I’d been thinking about the subject, in general, because my current WIP is an Epic Fantasy of the predominantly Post-Tolkien variety: inasmuch as it lacks things like a pseudo-medieval setting, magic swords, dark lords, hidden heirs, and other such archetypes and tropes.  But it was my contention that my WIP is still, despite these things, an Epic Fantasy.

In writing that essay, I referred to some of the common tropes and aesthetic trappings of Tolkienesque Epic Fantasy as “window dressing”.  My contention was that some tropes and trappings add to the aesthetic “flavor” of a given literary work, but don’t fundamentally interact with the core foundational archetypes that constitute the being of Epic Fantasy.  In other words: elves, dwarves, and dragons, knights, kings, and castles – these aren’t foundationally important elements of Epic Fantasy.  Their presence or absence doesn’t make or break an Epic Fantasy.

In referring to these things as “window dressing”, I entered into an exchange of ideas with a pleasantly articulate fellow named Jeff (Confidentially: I found your last name from your LinkedIn profile… but since “Jeff” looks a little like an alias I figured I’d respect that and refer to you just as Jeff) who responded to my article with his essay “My Plea for Philological Fantasy“.  Jeff approaches the topic from an angle decidedly more in favor of Tolkienesque Fantasy – a choice that I can’t disagree with.  At the same time, it’s clear that he doesn’t advocate for this choice based solely on an appreciation for the aesthetics of a Tolkien-like fantasy.  Continue reading

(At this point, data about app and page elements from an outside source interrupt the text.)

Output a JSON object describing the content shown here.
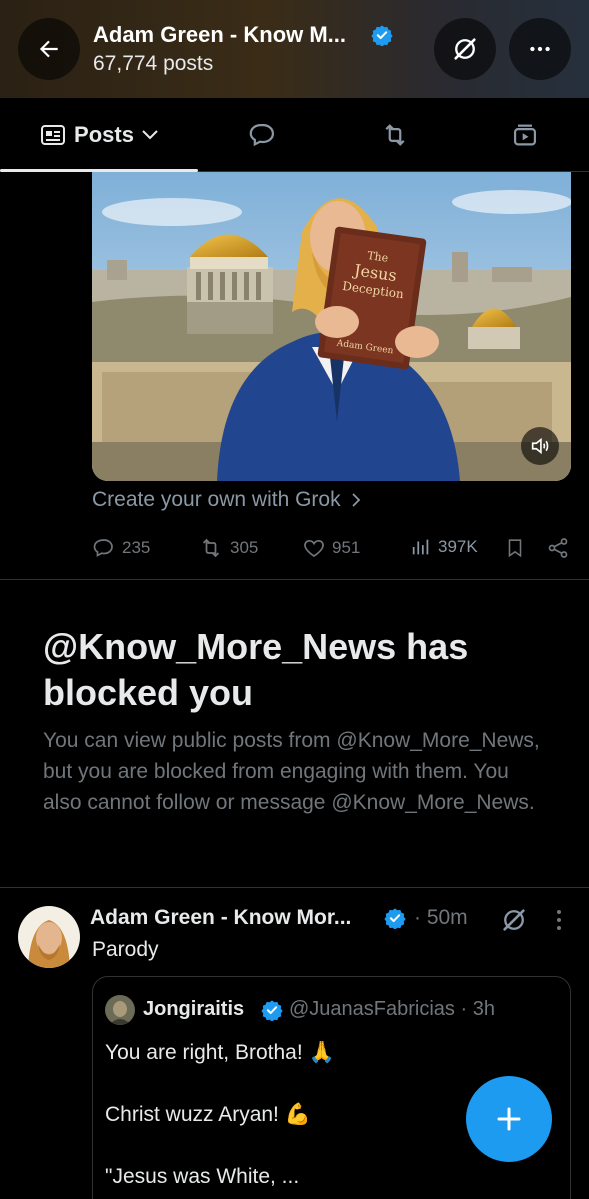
{
  "header": {
    "title": "Adam Green - Know M...",
    "post_count": "67,774 posts"
  },
  "tabs": {
    "posts_label": "Posts",
    "items": [
      "posts",
      "replies",
      "reposts",
      "media"
    ]
  },
  "media": {
    "book_line1": "The",
    "book_line2": "Jesus",
    "book_line3": "Deception",
    "book_author": "Adam Green"
  },
  "grok_link": "Create your own with Grok",
  "actions": {
    "replies": "235",
    "reposts": "305",
    "likes": "951",
    "views": "397K"
  },
  "blocked": {
    "title": "@Know_More_News has blocked you",
    "body": "You can view public posts from @Know_More_News, but you are blocked from engaging with them. You also cannot follow or message @Know_More_News."
  },
  "post": {
    "author": "Adam Green - Know Mor...",
    "time": "· 50m",
    "label": "Parody"
  },
  "quote": {
    "name": "Jongiraitis",
    "handle": "@JuanasFabricias · 3h",
    "line1": "You are right, Brotha! 🙏",
    "line2": "Christ wuzz Aryan! 💪",
    "line3": "\"Jesus was White, ..."
  },
  "colors": {
    "accent": "#1d9bf0",
    "verified": "#1d9bf0",
    "muted": "#71767b",
    "text": "#e7e9ea",
    "border": "#2f3336"
  }
}
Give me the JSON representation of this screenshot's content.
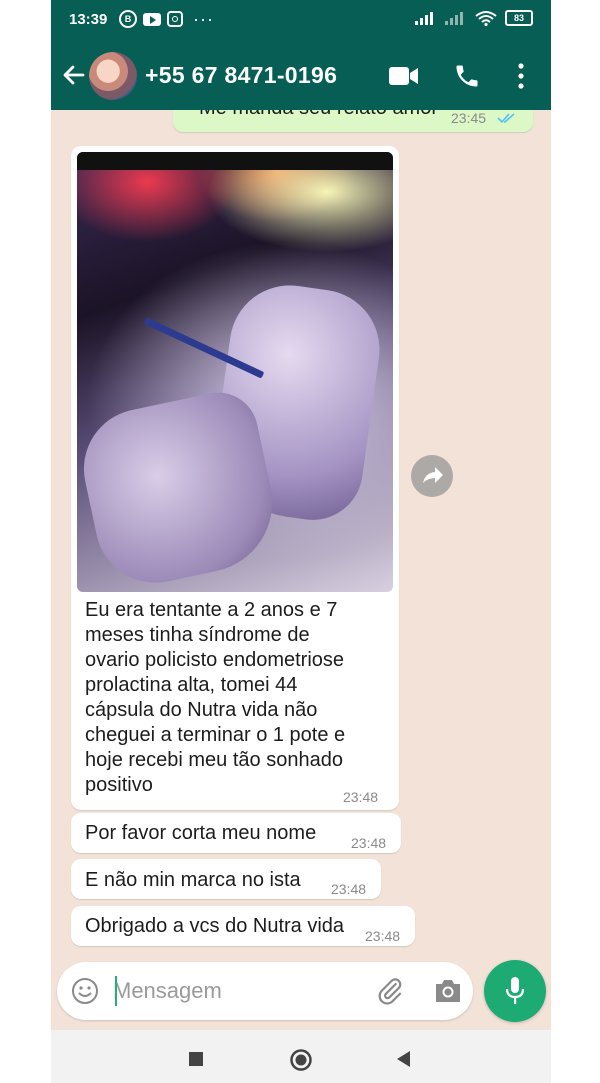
{
  "status_bar": {
    "time": "13:39",
    "battery": "83",
    "more": "···"
  },
  "header": {
    "contact_name": "+55 67 8471-0196"
  },
  "messages": [
    {
      "direction": "out",
      "text": "Me manda seu relato amor",
      "time": "23:45"
    },
    {
      "direction": "in",
      "type": "image",
      "caption_lines": [
        "Eu era tentante a 2 anos e 7",
        "meses tinha síndrome de",
        "ovario policisto endometriose",
        "prolactina alta, tomei 44",
        "cápsula do Nutra vida não",
        "cheguei a terminar o 1 pote e",
        "hoje recebi meu tão sonhado",
        "positivo"
      ],
      "time": "23:48"
    },
    {
      "direction": "in",
      "text": "Por favor corta meu nome",
      "time": "23:48"
    },
    {
      "direction": "in",
      "text": "E não min marca no ista",
      "time": "23:48"
    },
    {
      "direction": "in",
      "text": "Obrigado a vcs do Nutra vida",
      "time": "23:48"
    }
  ],
  "composer": {
    "placeholder": "Mensagem"
  },
  "colors": {
    "header": "#075e54",
    "chat_background": "#f3e2d8",
    "outgoing_bubble": "#dcf8c6",
    "mic_button": "#1daa73",
    "read_ticks": "#4fc3f7"
  }
}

Writing Progress: Week Ending July 14, 2012

Hard work and exhaustion has kept me away, of late:

Book of M:

  • Background Notes Wordcount: 0 words
  • First Draft Wordcount: 0 words

Idea Journal:

  • New Story Idea Notes: 0

Grand Total: 0 words

Yeah.  Home Project Phase III kicked into high gear this past week, and especially over the weekend.  The  hardest part of Phase III sort of came to an end on Monday, but Phase III itself isn’t over.  Dear Wife and I will continue putting in a lot of time on Phase III at least over the next few weeks.  So I expect my wordcount to stay depressed over that time.  I’m not sure exactly how long we’re looking at before Phase III is totally done.  I guess that depends on how things go as we continue to work at it.


So that’s me.  How was your writing?

Here But Busy

I’m alive, I’m around, but I’m busy.  Between the Home Project Phase III, which has hit hard this week, and some busy days with an interesting project on the Day Job (which has eaten up most of my usual “lunch breaks”)… I just  haven’t had time to write up an interesting blog post.

I’ve got a couple short essays in the works, at least one of which should hopefully debut next week.  Depending.  Home Project Phase III will continue in relentless busyness into at least early next week… after which it should slow down.